5. Sarcophagi: In the city park, located by the river that becomes the waterfall, are three sarcophagi – stone coffins (no bodies). They date to the period of Roman control of the city (around 300 CE) and are in great shape.

6. Catacombs: An underground series of royal burial chambers (no bodies), the catacombs also contain a secret passage leading all the way behind the waterfall. Across from the Catacombs entrance is a café owned by Pashaga. Besides being very knowledgeable about the city history, he is also quite the entertainer. His son Armin speaks English.

7. House of Omer Beg: A Bosnian-Turkish house of a Ottoman-Bosnian lord.

8. Temple of Mitra: An excavation site of a pre-Christian (Greek/Roman) god. The site dates from the time of Bogumil faith in Bosnia.

9. Fortress of Jajce: Located at the apex of the city, the fortress is enormous and in good shape. It offers an amazing view of the whole city and the surrounding countryside. You will find Mediha at the entrance selling handmade crafts (about the city) to support her family.

Besides all of this, Jajce has a wonderful countryside, with mountains and villages nearby, the rivers Pliva and Vrbas to cool down from a summers’ day. Located 15 minutes outside the city is a lake, where locals go for picnics and scenery.
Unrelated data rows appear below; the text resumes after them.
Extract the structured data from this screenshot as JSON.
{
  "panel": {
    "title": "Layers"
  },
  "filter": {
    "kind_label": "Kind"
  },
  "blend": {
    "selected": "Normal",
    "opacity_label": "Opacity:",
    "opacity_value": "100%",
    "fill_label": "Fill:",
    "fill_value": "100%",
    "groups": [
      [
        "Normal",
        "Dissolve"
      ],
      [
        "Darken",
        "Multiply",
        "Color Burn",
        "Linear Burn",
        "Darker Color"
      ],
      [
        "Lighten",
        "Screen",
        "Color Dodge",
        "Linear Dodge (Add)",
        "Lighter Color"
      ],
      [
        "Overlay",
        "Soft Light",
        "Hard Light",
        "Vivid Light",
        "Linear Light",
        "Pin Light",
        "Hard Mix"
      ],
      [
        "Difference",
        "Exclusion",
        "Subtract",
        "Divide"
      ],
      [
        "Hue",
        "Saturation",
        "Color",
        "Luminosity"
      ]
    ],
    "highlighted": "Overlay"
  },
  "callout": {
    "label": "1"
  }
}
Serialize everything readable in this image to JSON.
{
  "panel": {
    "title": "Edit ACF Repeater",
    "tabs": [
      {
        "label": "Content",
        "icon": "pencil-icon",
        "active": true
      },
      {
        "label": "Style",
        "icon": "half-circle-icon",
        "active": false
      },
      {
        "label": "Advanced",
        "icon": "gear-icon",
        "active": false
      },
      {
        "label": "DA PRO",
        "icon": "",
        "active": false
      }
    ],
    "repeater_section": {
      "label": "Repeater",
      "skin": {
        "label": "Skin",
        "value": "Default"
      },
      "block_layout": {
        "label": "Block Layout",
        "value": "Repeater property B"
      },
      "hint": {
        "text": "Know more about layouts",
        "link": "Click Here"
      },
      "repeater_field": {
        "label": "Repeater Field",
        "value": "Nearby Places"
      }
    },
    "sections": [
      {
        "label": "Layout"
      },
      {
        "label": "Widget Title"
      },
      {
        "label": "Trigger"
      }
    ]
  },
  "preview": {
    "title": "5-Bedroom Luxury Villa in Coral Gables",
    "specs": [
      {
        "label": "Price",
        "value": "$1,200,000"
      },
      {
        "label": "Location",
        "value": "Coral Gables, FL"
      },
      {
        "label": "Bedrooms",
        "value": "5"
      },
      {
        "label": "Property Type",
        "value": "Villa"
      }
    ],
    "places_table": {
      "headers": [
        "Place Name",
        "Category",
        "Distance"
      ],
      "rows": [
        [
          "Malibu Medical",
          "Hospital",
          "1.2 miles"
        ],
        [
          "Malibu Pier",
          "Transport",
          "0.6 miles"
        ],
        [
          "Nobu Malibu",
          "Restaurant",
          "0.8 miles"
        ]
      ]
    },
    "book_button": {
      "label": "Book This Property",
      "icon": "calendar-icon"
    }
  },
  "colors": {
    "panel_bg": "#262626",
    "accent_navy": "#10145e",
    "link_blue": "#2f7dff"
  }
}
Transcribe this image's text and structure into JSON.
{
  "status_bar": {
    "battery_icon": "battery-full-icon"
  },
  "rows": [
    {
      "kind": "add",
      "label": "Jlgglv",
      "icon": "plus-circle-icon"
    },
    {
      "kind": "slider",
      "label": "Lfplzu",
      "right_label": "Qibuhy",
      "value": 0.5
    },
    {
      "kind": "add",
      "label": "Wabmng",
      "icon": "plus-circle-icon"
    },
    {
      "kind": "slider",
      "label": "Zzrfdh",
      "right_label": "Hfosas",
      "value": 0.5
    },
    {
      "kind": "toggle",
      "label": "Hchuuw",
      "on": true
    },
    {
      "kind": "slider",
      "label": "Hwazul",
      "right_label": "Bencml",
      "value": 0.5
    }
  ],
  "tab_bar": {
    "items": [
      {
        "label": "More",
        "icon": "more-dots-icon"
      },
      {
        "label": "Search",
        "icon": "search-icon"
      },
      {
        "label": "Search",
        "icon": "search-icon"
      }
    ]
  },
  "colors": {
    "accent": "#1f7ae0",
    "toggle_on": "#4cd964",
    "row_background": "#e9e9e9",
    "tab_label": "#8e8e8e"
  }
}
Though Jajce is a small town, it is a hidden gem, and often ignored by tourists. Most tourists, when they visit Bosnia, go only to Sarajevo and maybe Mostar. However, I feel that they would be better served spending a day or two in Jajce, if they want to experience Bosnian history. The whole city remains in its original architecture – even the new buildings – giving it a truly unique feel absent from the larger towns. Its history extends back for almost 2000 years, and there is an element of all the different civilizations present – from the Bogumils and Romans, to Old Bosnia, the Ottomans, and Yugoslavia. Besides the historic and cultural values, the people of the city are wonderful and extremely helpful.

My visit to Jajce was the most enjoyable and culturally rich part of my many visits to Bosnia, and I have no doubt that any visitor to Bosnia would find it an amazing part of their travles.

I would also like to share a delicious Bosnian recipe with you:

Bosanski Lonac (Bosnian Pot):

1 kg beef , 1 kg lamb

1 cabbage (cut into bite sized wedges)

2 -3 carrots (peeled and cut into bite sized pieces)

3 -4 large tomatoes (cut up in wedges)

3 -4 large potatoes (peeled and cut up in wedges)

2 onions (cut up in wedges)

2 garlic cloves (sliced)

2 green bell peppers (cut up in wedges)

1/2 tablespoon cooking oil

1/2 tablespoon vinegar

salt and pepper


1.Cut up vegetables in large pieces.

2.Cut meat in large, bite sized pieces.

3.Layer meat and vegetables in a large soup pot. (one layer of vegetables, one layer of meat, and so on).

4.Cook until meat and vegetables are cooked. (Mine took about 2 1/2 hours on low to medium heat).

Faruk Rahmanoviç